▸ Task inputs
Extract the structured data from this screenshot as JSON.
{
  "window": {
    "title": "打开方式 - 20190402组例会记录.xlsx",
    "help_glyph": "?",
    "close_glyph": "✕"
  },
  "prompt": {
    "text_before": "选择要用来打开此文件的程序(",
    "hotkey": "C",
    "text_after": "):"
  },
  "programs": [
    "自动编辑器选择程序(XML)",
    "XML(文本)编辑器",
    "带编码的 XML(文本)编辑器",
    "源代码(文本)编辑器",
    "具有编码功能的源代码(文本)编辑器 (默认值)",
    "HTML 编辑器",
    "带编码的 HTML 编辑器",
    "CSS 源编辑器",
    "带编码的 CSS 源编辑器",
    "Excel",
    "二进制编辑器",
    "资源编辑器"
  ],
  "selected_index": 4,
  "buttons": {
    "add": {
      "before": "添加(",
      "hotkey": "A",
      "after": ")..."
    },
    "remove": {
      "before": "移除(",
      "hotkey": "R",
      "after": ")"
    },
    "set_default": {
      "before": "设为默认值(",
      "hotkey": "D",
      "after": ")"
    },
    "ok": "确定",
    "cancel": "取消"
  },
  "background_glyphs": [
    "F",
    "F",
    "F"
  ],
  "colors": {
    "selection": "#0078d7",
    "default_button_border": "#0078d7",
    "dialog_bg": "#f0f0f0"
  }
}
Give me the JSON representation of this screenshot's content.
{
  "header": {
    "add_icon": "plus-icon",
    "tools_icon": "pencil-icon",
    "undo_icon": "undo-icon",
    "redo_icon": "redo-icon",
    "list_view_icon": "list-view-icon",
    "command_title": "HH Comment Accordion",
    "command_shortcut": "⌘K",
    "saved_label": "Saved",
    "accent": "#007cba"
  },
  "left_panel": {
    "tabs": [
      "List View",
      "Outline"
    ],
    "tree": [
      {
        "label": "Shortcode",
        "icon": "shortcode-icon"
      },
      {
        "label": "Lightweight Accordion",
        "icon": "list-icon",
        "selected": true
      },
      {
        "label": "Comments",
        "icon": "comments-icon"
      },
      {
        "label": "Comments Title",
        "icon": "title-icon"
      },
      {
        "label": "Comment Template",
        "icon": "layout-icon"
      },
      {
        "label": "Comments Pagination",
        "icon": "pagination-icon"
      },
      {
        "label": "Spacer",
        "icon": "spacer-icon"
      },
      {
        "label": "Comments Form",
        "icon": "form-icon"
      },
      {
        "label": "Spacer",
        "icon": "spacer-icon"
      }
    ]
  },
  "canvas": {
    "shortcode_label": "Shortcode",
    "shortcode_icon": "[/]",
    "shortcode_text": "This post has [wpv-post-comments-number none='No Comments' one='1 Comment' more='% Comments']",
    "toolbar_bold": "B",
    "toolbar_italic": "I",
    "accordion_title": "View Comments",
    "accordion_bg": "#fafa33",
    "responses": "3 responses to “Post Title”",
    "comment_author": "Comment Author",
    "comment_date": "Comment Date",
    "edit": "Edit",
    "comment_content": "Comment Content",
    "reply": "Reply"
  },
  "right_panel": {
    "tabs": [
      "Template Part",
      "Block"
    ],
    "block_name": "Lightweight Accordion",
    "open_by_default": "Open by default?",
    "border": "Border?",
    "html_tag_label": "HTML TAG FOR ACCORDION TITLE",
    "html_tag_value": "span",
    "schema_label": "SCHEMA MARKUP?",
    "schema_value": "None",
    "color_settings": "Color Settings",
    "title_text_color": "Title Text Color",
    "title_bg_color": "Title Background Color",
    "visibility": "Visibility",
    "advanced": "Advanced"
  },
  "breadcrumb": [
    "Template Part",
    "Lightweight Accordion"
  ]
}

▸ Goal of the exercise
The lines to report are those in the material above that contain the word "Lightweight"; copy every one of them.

▸ Task result
        "label": "Lightweight Accordion",
    "block_name": "Lightweight Accordion",
    "Lightweight Accordion"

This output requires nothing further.